By Nick Thayer, professional healthcare and policy researcher at the Company Chemists’ Association (CCA)
For years, the community pharmacy sector has been mindful of digital innovation disrupting the network, and the recent registration of Amazon’s UK trademark will raise alarm bells for some. However, I think that using new technologies to provide the best quality care to patients and customers should be in every pharmacy’s business plan. Indeed, the current Community Pharmacy Contractual Framework (CPCF) specifically references transformation through new technology.
The threat of Amazon (or any other technology driven company) is that they can provide dispensing services to large swathes of the population, disrupting the status-quo. History has shown Amazon entering markets and providing convenience through a combination of automation and logistics. With large volumes of prescriptions dispensed by a few new actors, the viability of the pharmacy on the high street is at real risk. If pharmacy as a sector does not embrace change, then more closures could be a real possibility. Whether you view pharmacies as a commissioner or a patient, experience and cost will drive behaviour. Whilst the relationships pharmacy teams have with their communities are strong, they are unlikely to offer protection for a sector that does not embrace innovation.

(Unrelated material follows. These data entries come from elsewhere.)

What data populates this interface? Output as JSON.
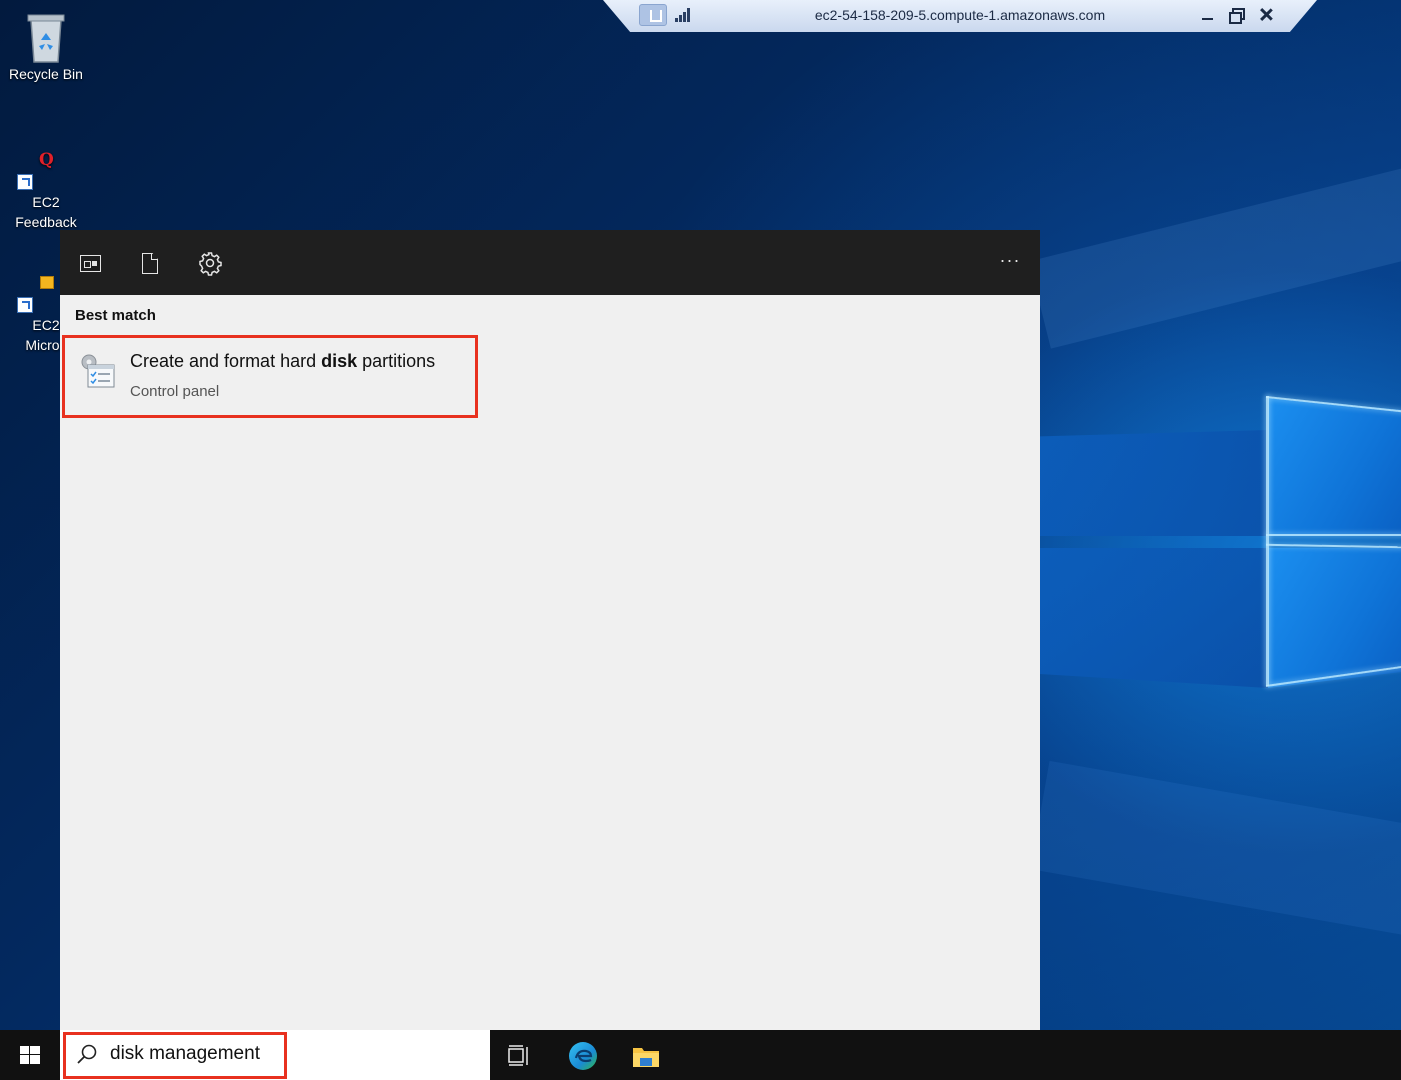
{
  "desktop": {
    "icons": [
      {
        "label": "Recycle Bin"
      },
      {
        "label_line1": "EC2",
        "label_line2": "Feedback"
      },
      {
        "label_line1": "EC2",
        "label_line2": "Micros"
      }
    ]
  },
  "rdp_bar": {
    "hostname": "ec2-54-158-209-5.compute-1.amazonaws.com"
  },
  "search_panel": {
    "toolbar": {
      "filters": [
        "apps-icon",
        "documents-icon",
        "settings-icon"
      ],
      "more_label": "···"
    },
    "best_match_header": "Best match",
    "best_match": {
      "title_before": "Create and format hard ",
      "title_bold": "disk",
      "title_after": " partitions",
      "subtitle": "Control panel"
    }
  },
  "taskbar": {
    "search_value": "disk management",
    "pinned": [
      "task-view-icon",
      "edge-icon",
      "file-explorer-icon"
    ]
  },
  "colors": {
    "highlight": "#e8311f",
    "panel_bg": "#f0f0f0",
    "toolbar_bg": "#1f1f1f",
    "taskbar_bg": "#111111"
  }
}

Embracing the learnings of other sectors and incorporating new technologies will allow all pharmacies to provide something valued by patients. Legal changes in 2021 will create a level playing field where businesses large and small can take advantage of new innovations – such as remote assembly. To ‘protect’ your business, there is a constant need to find the ‘new’ and differentiate on experience.
CCA member companies are no strangers to innovation. Online pharmacies and apps are becoming ever more embedded into the menu of choices for patients. Increasingly, patients can choose to access their medication through the route that best suits them, whether that be online, in person or through a changing mixture. Just a few years ago, collection of prescriptions from a closed pharmacy would have been unthinkable, yet an increasing number of businesses are trialling secure locker collections. Combined with text messages and in-app communications, the link between pharmacist and patient is becoming stronger than ever.
These advancements are not restricted to dispensing. For years, online doctor services have been available – providing seamless care through a combination of online and in-person consultations. The Covid pandemic has enabled pharmacies to engage with remote care, from phone calls organising deliveries for shielding patients to video-consultations for emergency hormonal contraception. In Scotland, the NHS Near Me programme shows a potential future for embedding these new technologies in everyday practice.
From apothecaries working with natural remedies, to chemist and druggists compounding early chemical cures, and through to modern day community pharmacies, our profession has always looked to adopt the latest technology. Automation, whether robotics or Hub and Spoke, is a key
example of new technology changing common practice. These developments release the time and capacity in the pharmacy to provide the care that pharmacists and their teams are so good at providing.
This year has already seen community pharmacy provide over 2.1 million flu vaccines, an incredible achievement. The introduction of the fledgling GP Community Pharmacist Consultation Service has the potential to allow for a similar impact to the care in our communities. This increasingly service led model points towards a future that is broader than just dispensing. The remainder of the CPCF is yet to be fully articulated, but it is clear there will be an ever-greater provision of services. We know that the natural location of community pharmacists increases the healthcare available in deprived areas. This is a key feature of community pharmacy that we can and must use to help reduce the health inequalities in our country. The Covid pandemic has highlighted these inequalities like never before, and we must work with our colleagues across other professions to directly tackle them.
The mix between the physical and the digital is what is needed to allow community pharmacy to flourish and provide the high-quality care everyone expects. However, even with the huge scale of changes in just a few years, often patient and professional experiences do not match that of other parts of society. People expect to be able to track their deliveries from the point of ordering, to the warehouse, to their door. People expect real time information and a seamless transition between settings.
We need the NHS to support community pharmacy in this transformation journey. This means upgrading the EPS infrastructure to meet the needs of a modern community pharmacy network. Changes to regulations to support Hub and Spoke technologies will again release the needed capacity to provide the direct care desired. All of this needs to be underpinned by a fair funding package, recognising the essential role pharmacies play within every community in the UK.
Community pharmacists have traditionally been on the cutting edge of healthcare technology. We need to embrace our legacy and provide a service that our communities need and deserve.